“Fiscally responsible plan” Here I think the authors let the cat out of the bag, note how they word the issue (bolding mine):

The plan puts great emphasis on fiscal responsibility – borrowing less from general revenues than any other plan that has been scored by the Social Security actuaries in recent years. Table 3 compares the LMS plan with other recent Social Security reform plan. The first column compares general fund transfers to the OASDI Trust Funds. This is one measure of how much a plan relies upon unspecified resources from outside of Social Security to bring the system into balance. The LMS plan does not rely at all on general fund transfers, and instead uses changes to
benefits and revenues to bring Social Security into balance.
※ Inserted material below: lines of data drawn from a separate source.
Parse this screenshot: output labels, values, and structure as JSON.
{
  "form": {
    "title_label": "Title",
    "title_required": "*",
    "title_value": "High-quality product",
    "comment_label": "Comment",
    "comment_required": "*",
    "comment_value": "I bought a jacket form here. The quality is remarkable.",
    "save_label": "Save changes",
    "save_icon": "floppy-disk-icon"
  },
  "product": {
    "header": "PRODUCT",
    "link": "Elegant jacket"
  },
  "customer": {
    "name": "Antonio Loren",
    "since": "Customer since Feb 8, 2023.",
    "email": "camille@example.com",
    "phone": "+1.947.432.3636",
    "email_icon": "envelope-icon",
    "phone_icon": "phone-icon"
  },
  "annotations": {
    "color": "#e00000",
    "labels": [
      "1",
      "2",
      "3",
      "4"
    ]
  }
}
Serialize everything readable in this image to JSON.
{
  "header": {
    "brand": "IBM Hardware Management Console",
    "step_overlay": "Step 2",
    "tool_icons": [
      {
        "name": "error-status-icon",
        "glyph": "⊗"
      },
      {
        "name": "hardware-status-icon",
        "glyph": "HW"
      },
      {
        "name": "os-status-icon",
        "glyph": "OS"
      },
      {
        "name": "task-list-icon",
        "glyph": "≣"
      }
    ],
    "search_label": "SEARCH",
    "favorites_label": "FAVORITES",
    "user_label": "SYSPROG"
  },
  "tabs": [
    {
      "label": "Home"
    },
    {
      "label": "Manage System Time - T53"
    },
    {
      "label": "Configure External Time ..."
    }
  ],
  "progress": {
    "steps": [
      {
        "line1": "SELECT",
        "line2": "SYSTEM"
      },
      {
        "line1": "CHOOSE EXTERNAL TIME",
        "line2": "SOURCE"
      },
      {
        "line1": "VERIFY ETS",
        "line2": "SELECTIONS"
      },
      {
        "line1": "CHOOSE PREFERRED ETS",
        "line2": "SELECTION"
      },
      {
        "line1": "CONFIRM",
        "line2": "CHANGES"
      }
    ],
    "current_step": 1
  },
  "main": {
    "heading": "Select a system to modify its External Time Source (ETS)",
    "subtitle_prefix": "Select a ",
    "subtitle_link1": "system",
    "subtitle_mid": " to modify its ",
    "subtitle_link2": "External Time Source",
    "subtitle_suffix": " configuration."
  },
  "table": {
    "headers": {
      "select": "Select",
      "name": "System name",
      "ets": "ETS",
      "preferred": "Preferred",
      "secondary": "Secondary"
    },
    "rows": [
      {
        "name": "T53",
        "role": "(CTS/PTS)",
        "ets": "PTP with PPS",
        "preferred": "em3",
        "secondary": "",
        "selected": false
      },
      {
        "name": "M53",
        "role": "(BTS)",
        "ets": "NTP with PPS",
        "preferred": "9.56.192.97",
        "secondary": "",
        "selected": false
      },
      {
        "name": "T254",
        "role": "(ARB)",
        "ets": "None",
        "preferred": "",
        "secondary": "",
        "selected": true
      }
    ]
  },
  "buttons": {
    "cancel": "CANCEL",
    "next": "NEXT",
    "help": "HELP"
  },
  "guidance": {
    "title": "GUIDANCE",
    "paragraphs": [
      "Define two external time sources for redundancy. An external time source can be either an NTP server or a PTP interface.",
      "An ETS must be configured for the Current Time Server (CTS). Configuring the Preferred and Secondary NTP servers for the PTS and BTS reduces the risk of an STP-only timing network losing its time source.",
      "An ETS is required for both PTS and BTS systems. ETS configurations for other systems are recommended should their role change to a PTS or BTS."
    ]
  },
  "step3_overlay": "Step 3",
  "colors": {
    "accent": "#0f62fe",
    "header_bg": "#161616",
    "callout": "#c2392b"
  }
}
. This is rather odd. Under current law there is no question of Social Security borrowing anything from the General Fund, the obligation is the other direction in the form of repaying the money borrowed from current Social Security surpluses. The LMS formulation builds in a tricky duality. First it asserts that the unfunded liability beyond 2041 is real enough that the government would fill compelled to backfill it with ‘borrowing, then it writes it off anyway by proposing even bigger cuts sooner. To me that seems special pleading.

“Many practical reforms are included”. All these reforms relate to administration of the plan and none actually to the issue of retirement security itself.
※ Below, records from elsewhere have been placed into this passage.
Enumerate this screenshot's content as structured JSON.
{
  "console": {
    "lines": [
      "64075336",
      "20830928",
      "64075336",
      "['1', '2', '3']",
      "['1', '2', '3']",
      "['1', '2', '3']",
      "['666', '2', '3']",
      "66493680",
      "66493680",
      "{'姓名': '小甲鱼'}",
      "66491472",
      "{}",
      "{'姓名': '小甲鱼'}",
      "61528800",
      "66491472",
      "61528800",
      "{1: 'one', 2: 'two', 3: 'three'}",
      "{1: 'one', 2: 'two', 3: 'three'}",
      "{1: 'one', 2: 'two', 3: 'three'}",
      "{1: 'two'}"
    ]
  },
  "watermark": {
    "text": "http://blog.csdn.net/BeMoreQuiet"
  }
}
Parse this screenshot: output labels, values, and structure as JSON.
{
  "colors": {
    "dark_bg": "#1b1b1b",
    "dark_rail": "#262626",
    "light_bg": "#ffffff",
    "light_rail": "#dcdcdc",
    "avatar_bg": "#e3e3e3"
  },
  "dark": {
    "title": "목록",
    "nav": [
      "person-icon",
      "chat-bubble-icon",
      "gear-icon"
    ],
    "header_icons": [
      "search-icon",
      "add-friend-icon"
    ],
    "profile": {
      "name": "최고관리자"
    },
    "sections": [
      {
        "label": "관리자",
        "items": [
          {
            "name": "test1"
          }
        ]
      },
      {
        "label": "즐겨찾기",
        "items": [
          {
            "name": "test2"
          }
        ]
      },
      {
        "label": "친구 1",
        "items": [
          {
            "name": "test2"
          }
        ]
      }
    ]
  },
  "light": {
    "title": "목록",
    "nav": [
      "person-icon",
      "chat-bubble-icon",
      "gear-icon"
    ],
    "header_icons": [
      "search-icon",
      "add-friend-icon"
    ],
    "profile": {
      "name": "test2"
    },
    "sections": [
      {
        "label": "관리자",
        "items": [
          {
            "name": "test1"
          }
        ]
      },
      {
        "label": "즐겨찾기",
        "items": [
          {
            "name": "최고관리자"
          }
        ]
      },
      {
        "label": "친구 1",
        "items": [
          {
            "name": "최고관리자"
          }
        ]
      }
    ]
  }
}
“Economically beneficial” On my reading of the text on page nine this translates to ‘exercising fiscal restraint on Congress’, a good idea in itself but one that is difficult to justify by placing the entire cost on wage workers.

“Balanced compromise”. I am not sure how a 5.2% bill for a problem scored at 1.92% is either balanced or any kind of a compromise, not at least from the perspective of workers. To me the whole thing looks like just trying to find the easiest path to screw over any concept of Social Democracy in favor for a everyman for himself philosophy typical of the Economic Right. In context ‘bi-partisan’ here is defined as compromise between the conservatives and the DLC/centrist wing of the Democratic Party, the concept that the New Dealers should have some voice is dismissed out of hand.